July 17 (Bloomberg) -- Utility CPFL Energia SA is depending on billionaire Andre Esteves’s Grupo BTG Pactual to raise at least 899 million reais ($400 million) at an initial public offering of its renewable-energy developer as investors shy away from Brazilian stocks.
CPFL Energias Renovaveis SA, which shelved an IPO last year, and its shareholders are seeking to sell at least 71.9 million shares for 12.51 reais to 15.01 reais each, according to a prospectus on its website. The developer of clean-energy projects from wind farms to forest biomass plants said it plans to release the deal’s results today. Investment bank BTG Pactual, the leading underwriter in the offer, agreed to buy as many as 40 million shares for 12.51 reais each should demand fall short, the company said.
The pledge from BTG, along with a similar commitment from Banco do Brasil SA pension fund Previ to buy 31.9 million shares, is crucial to ensure the offer succeeds after two other deals were postponed last month. Airline Azul Linhas Aereas Brasileiras SA and cement maker Votorantim Cimentos SA delayed IPOs after Brazil’s sluggish growth, accelerating inflation and weakening currency pushed the Ibovespa benchmark stock gauge down 23 percent in 2013, erasing $248 billion in market value.
“If a bank is guaranteeing to buy a large portion of an offering, investors will take this as a good sign,” Vitor Leonardo de Siqueira Sousa, an equity analyst at Mexico City-based brokerage firm Corporativo GBM SAB de CV, said by telephone. “Now that the dust has settled a bit after last year, I think things will go well.”
The company, known as CPFL Renovaveis, suspended an IPO last year because of the turmoil in global markets that followed the speculation that Greece could default on its debt and leave the euro area, Investor Relations Director Eduardo Takeiti said in a July 3 interview in Sao Paulo. The offering is more likely to go ahead today because it has two of the country’s biggest investors backing the deal, he said at the time.
CPFL Renovaveis is also better positioned to sell shares than it was in 2012 because more of its projects are producing electricity and generating revenue now, Takeiti said. It has almost doubled generation capacity to 1,153 megawatts since its August 2011 inception as a joint venture between CPFL Energia’s renewable-energy assets and local developer ERSA Energias Renovaveis. The company has 582 megawatts of capacity under construction, including 18 wind farms.
Press officials at BTG and Previ didn’t respond to phone calls and e-mails from Bloomberg News seeking comment on the deal. An official at CPFL Renovaveis declined to comment.
A 10-month surge in shares of Renova Energia SA, Brazil’s only publicly traded developer that focuses on wind farms, may bolster investors’ confidence in CPFL Renovaveis as the rival bucks a rout of hydro-power utility stocks, Maria Gabriela da Rocha Oliveira, a Sao Paulo-based analyst at Bloomberg New Energy Finance, said yesterday in a telephone interview.

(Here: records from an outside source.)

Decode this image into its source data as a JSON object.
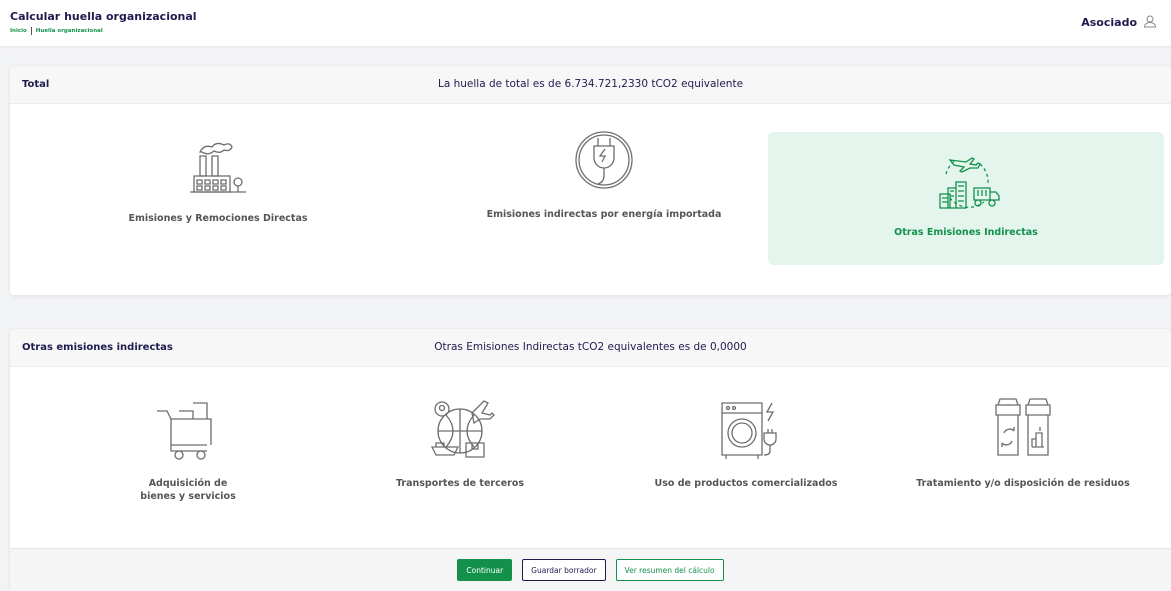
{
  "header": {
    "title": "Calcular huella organizacional",
    "breadcrumbs": [
      "Inicio",
      "Huella organizacional"
    ],
    "user_label": "Asociado",
    "user_icon": "user-icon"
  },
  "total": {
    "label": "Total",
    "summary": "La huella de total es de 6.734.721,2330 tCO2 equivalente",
    "tiles": [
      {
        "label": "Emisiones y Remociones Directas",
        "icon": "factory-icon",
        "active": false
      },
      {
        "label": "Emisiones indirectas por energía importada",
        "icon": "power-plug-icon",
        "active": false
      },
      {
        "label": "Otras Emisiones Indirectas",
        "icon": "transport-buildings-icon",
        "active": true
      }
    ]
  },
  "otras": {
    "label": "Otras emisiones indirectas",
    "summary": "Otras Emisiones Indirectas tCO2 equivalentes es de 0,0000",
    "tiles": [
      {
        "label_line1": "Adquisición de",
        "label_line2": "bienes y servicios",
        "icon": "shopping-cart-icon"
      },
      {
        "label": "Transportes de terceros",
        "icon": "global-transport-icon"
      },
      {
        "label": "Uso de productos comercializados",
        "icon": "washing-machine-icon"
      },
      {
        "label": "Tratamiento y/o disposición de residuos",
        "icon": "recycling-bins-icon"
      }
    ]
  },
  "actions": {
    "continue": "Continuar",
    "save_draft": "Guardar borrador",
    "view_summary": "Ver resumen del cálculo"
  },
  "colors": {
    "primary_green": "#13914b",
    "navy": "#1e1b4e",
    "active_tile_bg": "#e3f5ec"
  }
}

Renova has jumped 56 percent in Sao Paulo since Sept. 11, when President Dilma Rousseff announced a plan to force large hydro-power companies to cut rates in exchange for license renewals that sent their shares plunging. State-run Centrais Eletricas Brasileiras SA, which holds most of the power dam permits being renewed under Rousseff’s plan, dropped 48 percent over the same span and CPFL Renovaveis’s parent lost 7.4 percent.
“Up until recently, investment in renewable energy was basically just asset financing,” Oliveira said. “Having more companies going public shows that the market is maturing and aligning with other clean energy markets around the world.”
A press official for Renova Energia declined to comment on the company’s share performance when contacted by Bloomberg News.
While BTG’s support may help CPFL Renovaveis sell the shares, the deal may not attract some investors because most of the funds will go to major shareholders instead of the company itself, said Rodolfo Amstalden, an equity analyst at consulting firm Empiricus Research.
The company is seeking to raise at least 350 million reais by selling 28 million new shares, while major shareholders including funds managed by private equity firm Patria Investimentos SA are selling 43.9 million shares valued at 550 million reais, based on the lower end of the offering’s target.
“Considering the size of its investment plan, the money being raised by the company itself is not very relevant,” Amstalden said by phone from Sao Paulo. “It’s a deal that’s more interesting for the shareholders, which will end up raising more money than the company.”
CPFL Renovaveis is investing 1.1 billion reais this year to expand its power generation capacity, according to the offering’s prospectus.
The wind power developer “is a serious company with a strong brand and large pipeline” of renewable-energy projects, Corporativo’s Sousa said. “I think this offering will go ahead.”